[Dataset rows for apps and sites]
=== Section Start ===

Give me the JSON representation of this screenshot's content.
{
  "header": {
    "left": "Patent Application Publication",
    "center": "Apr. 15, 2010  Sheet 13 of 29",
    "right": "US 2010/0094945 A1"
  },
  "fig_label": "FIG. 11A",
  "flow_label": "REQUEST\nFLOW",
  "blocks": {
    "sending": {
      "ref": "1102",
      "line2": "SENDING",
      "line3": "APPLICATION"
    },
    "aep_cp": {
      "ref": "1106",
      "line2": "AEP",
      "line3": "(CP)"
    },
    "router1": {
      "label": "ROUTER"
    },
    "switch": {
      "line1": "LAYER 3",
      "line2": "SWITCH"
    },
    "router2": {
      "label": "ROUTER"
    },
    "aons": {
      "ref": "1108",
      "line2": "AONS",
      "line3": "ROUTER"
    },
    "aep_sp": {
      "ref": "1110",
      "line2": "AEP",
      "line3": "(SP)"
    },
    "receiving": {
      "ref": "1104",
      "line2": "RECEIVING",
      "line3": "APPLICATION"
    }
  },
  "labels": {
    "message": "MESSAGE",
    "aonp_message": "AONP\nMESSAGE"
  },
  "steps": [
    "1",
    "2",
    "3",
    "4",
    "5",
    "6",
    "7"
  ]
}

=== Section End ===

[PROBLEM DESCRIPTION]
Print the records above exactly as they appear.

[SOLVED EXERCISE]
Give me the JSON representation of this screenshot's content.
{
  "header": {
    "left": "Patent Application Publication",
    "center": "Apr. 15, 2010  Sheet 13 of 29",
    "right": "US 2010/0094945 A1"
  },
  "fig_label": "FIG. 11A",
  "flow_label": "REQUEST\nFLOW",
  "blocks": {
    "sending": {
      "ref": "1102",
      "line2": "SENDING",
      "line3": "APPLICATION"
    },
    "aep_cp": {
      "ref": "1106",
      "line2": "AEP",
      "line3": "(CP)"
    },
    "router1": {
      "label": "ROUTER"
    },
    "switch": {
      "line1": "LAYER 3",
      "line2": "SWITCH"
    },
    "router2": {
      "label": "ROUTER"
    },
    "aons": {
      "ref": "1108",
      "line2": "AONS",
      "line3": "ROUTER"
    },
    "aep_sp": {
      "ref": "1110",
      "line2": "AEP",
      "line3": "(SP)"
    },
    "receiving": {
      "ref": "1104",
      "line2": "RECEIVING",
      "line3": "APPLICATION"
    }
  },
  "labels": {
    "message": "MESSAGE",
    "aonp_message": "AONP\nMESSAGE"
  },
  "steps": [
    "1",
    "2",
    "3",
    "4",
    "5",
    "6",
    "7"
  ]
}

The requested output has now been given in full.